■ **Exercise objective**: Copy out all of the entries below without any change.

■ **Record excerpts**:
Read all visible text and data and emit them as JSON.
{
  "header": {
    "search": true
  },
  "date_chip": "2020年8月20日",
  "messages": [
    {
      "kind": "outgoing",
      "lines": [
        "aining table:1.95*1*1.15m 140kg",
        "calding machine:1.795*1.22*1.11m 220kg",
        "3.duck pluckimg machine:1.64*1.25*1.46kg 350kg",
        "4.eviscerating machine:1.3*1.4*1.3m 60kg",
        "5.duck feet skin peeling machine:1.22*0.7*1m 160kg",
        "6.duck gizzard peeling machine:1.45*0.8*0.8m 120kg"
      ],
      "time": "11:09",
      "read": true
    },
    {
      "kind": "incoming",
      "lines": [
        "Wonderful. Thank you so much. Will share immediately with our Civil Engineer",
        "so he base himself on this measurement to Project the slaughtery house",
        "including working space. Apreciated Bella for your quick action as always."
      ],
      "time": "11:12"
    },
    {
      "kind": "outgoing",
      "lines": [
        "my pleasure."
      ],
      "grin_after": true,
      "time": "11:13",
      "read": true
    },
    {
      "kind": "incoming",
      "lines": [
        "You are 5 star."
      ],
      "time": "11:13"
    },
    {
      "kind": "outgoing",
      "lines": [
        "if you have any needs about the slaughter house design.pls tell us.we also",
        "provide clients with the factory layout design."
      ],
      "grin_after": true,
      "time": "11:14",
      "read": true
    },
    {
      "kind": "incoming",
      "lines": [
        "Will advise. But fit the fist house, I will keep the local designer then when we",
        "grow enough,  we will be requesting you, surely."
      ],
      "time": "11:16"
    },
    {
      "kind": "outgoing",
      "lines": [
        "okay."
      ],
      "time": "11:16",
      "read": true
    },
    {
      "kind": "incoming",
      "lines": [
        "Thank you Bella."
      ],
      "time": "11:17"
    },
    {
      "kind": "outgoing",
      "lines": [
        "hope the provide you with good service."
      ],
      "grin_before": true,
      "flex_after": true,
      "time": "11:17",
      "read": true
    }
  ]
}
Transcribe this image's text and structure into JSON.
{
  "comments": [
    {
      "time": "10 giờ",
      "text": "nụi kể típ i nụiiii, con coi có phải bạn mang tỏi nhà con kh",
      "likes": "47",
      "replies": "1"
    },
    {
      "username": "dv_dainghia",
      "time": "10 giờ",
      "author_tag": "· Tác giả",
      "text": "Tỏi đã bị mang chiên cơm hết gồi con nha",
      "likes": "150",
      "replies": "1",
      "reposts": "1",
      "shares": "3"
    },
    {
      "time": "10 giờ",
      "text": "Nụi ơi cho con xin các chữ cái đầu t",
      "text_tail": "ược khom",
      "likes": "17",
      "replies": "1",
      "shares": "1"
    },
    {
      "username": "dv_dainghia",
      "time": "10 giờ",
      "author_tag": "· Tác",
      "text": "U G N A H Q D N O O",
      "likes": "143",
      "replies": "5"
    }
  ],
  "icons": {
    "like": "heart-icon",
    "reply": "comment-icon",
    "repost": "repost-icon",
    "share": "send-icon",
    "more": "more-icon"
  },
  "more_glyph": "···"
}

■ **Expected answer**:
Read all visible text and data and emit them as JSON.
{
  "header": {
    "search": true
  },
  "date_chip": "2020年8月20日",
  "messages": [
    {
      "kind": "outgoing",
      "lines": [
        "aining table:1.95*1*1.15m 140kg",
        "calding machine:1.795*1.22*1.11m 220kg",
        "3.duck pluckimg machine:1.64*1.25*1.46kg 350kg",
        "4.eviscerating machine:1.3*1.4*1.3m 60kg",
        "5.duck feet skin peeling machine:1.22*0.7*1m 160kg",
        "6.duck gizzard peeling machine:1.45*0.8*0.8m 120kg"
      ],
      "time": "11:09",
      "read": true
    },
    {
      "kind": "incoming",
      "lines": [
        "Wonderful. Thank you so much. Will share immediately with our Civil Engineer",
        "so he base himself on this measurement to Project the slaughtery house",
        "including working space. Apreciated Bella for your quick action as always."
      ],
      "time": "11:12"
    },
    {
      "kind": "outgoing",
      "lines": [
        "my pleasure."
      ],
      "grin_after": true,
      "time": "11:13",
      "read": true
    },
    {
      "kind": "incoming",
      "lines": [
        "You are 5 star."
      ],
      "time": "11:13"
    },
    {
      "kind": "outgoing",
      "lines": [
        "if you have any needs about the slaughter house design.pls tell us.we also",
        "provide clients with the factory layout design."
      ],
      "grin_after": true,
      "time": "11:14",
      "read": true
    },
    {
      "kind": "incoming",
      "lines": [
        "Will advise. But fit the fist house, I will keep the local designer then when we",
        "grow enough,  we will be requesting you, surely."
      ],
      "time": "11:16"
    },
    {
      "kind": "outgoing",
      "lines": [
        "okay."
      ],
      "time": "11:16",
      "read": true
    },
    {
      "kind": "incoming",
      "lines": [
        "Thank you Bella."
      ],
      "time": "11:17"
    },
    {
      "kind": "outgoing",
      "lines": [
        "hope the provide you with good service."
      ],
      "grin_before": true,
      "flex_after": true,
      "time": "11:17",
      "read": true
    }
  ]
}
Transcribe this image's text and structure into JSON.
{
  "comments": [
    {
      "time": "10 giờ",
      "text": "nụi kể típ i nụiiii, con coi có phải bạn mang tỏi nhà con kh",
      "likes": "47",
      "replies": "1"
    },
    {
      "username": "dv_dainghia",
      "time": "10 giờ",
      "author_tag": "· Tác giả",
      "text": "Tỏi đã bị mang chiên cơm hết gồi con nha",
      "likes": "150",
      "replies": "1",
      "reposts": "1",
      "shares": "3"
    },
    {
      "time": "10 giờ",
      "text": "Nụi ơi cho con xin các chữ cái đầu t",
      "text_tail": "ược khom",
      "likes": "17",
      "replies": "1",
      "shares": "1"
    },
    {
      "username": "dv_dainghia",
      "time": "10 giờ",
      "author_tag": "· Tác",
      "text": "U G N A H Q D N O O",
      "likes": "143",
      "replies": "5"
    }
  ],
  "icons": {
    "like": "heart-icon",
    "reply": "comment-icon",
    "repost": "repost-icon",
    "share": "send-icon",
    "more": "more-icon"
  },
  "more_glyph": "···"
}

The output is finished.